STANDARD" was moved to Fayette, and its name was changed to "THE SOUTHERN
WATCHTOWER." W.B. Tebo was the editor and remained at the post until 1845
when H.M. Youngblood took over. The Watchtower had the responsibility of
keeping up with the legal notices, police warrants and minutes published
by the County Board of Supervisors. In this way they were able to communicate
to the people the political happenings of the day.
In 1858 the Watchtower merged with
"THE JEFFERSON JOURNAL." Few copies are said to exist of this publication,
and the only information available is from records kept in the county courthouse.
In 1866 the forerunner of the "FAYETTE
CHRONICLE" was published and William Marschalk was then listed as its editor.
Subscription to the Chronicle was listed at $4.00 a year during the first
year in operation.
In 1869 the Chronicle was sold to two gentlemen
named Paddock and Culley. In addition to the Chronicle they started a venture
called "THE NEW SOUTH" but it lasted for only a year.

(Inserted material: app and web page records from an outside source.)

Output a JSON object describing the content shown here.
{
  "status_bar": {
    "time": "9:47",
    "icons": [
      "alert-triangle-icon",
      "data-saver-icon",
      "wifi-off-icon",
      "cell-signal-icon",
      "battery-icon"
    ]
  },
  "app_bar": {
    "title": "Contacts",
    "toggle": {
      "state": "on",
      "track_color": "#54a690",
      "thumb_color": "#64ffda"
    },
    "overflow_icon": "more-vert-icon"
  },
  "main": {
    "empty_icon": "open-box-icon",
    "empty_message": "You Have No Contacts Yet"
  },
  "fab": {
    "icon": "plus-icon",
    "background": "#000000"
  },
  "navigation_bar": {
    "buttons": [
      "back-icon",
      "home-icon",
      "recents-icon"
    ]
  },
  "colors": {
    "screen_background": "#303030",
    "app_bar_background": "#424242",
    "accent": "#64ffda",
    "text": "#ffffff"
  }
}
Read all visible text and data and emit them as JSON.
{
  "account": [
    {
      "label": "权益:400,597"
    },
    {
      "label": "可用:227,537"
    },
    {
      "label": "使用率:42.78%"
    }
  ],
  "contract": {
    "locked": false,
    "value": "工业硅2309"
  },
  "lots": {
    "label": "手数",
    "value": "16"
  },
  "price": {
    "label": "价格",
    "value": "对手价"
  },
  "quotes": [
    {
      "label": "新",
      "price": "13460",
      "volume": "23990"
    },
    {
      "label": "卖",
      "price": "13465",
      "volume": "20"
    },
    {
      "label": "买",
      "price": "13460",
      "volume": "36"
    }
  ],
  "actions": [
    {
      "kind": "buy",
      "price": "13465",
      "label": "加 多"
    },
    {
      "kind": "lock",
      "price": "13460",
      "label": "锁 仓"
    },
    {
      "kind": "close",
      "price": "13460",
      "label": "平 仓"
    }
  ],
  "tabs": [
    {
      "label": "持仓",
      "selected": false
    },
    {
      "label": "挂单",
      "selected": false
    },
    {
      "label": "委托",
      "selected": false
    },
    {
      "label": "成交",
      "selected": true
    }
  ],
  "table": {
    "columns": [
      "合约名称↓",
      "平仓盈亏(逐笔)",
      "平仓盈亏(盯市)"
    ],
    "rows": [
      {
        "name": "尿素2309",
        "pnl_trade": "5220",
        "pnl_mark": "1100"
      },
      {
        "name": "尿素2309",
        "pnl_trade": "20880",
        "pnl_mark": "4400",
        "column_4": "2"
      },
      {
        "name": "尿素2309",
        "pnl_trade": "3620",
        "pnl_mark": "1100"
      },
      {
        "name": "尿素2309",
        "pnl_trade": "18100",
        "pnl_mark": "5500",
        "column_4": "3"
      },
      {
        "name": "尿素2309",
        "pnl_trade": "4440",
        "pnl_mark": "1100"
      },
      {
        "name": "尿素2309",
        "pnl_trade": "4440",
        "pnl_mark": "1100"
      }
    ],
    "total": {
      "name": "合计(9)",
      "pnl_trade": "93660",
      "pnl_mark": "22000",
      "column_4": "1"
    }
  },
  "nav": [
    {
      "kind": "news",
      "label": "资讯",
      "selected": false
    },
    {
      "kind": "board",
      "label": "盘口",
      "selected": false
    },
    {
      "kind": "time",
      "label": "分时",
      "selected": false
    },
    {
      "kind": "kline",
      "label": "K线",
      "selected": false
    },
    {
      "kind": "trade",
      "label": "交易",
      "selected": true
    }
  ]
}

Ownership then changed hands to a
Mrs. H. S. Whitney in 1894 and she continued to operate the paper until
the Schober Printery bought it in 1902. A young gentlemen known as B.C.
Knapp became the general manager and it was Mr. Knapp who eventually is
credited with Schober in printing the 1904 Exposition Edition.
The records go on to show from 1905 until
1908 Geo. V.D. Schober operated the paper. In 1908, B.C. Knapp, "Mr. Bennie"
took the paper over to own and operate The Fayette Chronicle until the
year 1952. During some of these years he was assisted by his son Edwin
After Mr. Knapp death in 1952, the
paper was bought in September 1952 by I. Hunt Howell. Mr. Howell sold the
paper in May 1955 to L.M. McKnight and Mr. Howell returned to Batesville,
Mississippi as Editor of the weekly newspaper there, The Panolian.
On June 5, 1958, Mr and Mrs. Jimmie
Walker, purchased the paper and operated it until 1978 with Mrs. Walker
as Editor and Mr. Walker as Publisher.
Bill Delaney was an press operator
under the Walker ownership, who subsequently purchased the rights and ran
the paper for 2 years.
Charles Vess purchased and operated
the Fayette Chronicle until 1982, Roy Thomas of Mobile, Alabama purchased
the Fayette Chronicle and was in 1984 forced in bankruptcy court where
Dr. Bernard Shaw a college professor at Jackson State University acquired
ownership and for a brief period changed the name to Jefferson County Chronicle,
Bill Delaney unable to publish for two weeks lost the rights to publish
legally in the county.
Charles B. Shepphard and associates,
a management consultant firm in 1987 purchased the trade name (The Fayette
Chronicle) and began publishing under a minority controlled management
firm, "Rivertown Tech," who presently manage and operate under the trade
name The Fayette Chronicle.
We at the Chronicle are pleased to bring
you this and hope that you will enjoy it as much as we have enjoyed bringing
it to you. Our purpose was to show our readership the many wonderful things
that are still existing in our beautiful town and county, both through
original stories, photos and articles which have appeared throughout the
There is by no means the time to
incorporate the several stories which lie in our town and county, but if
this venture is successful we are going to publish future historical articles
for your enjoyment. Fayette and Jefferson County have contributed much
to the history of the state and to the nation. We hope that by preserving
some of our great past we can lay the groundwork for a great future.
Charles B. Shepphard, Publisher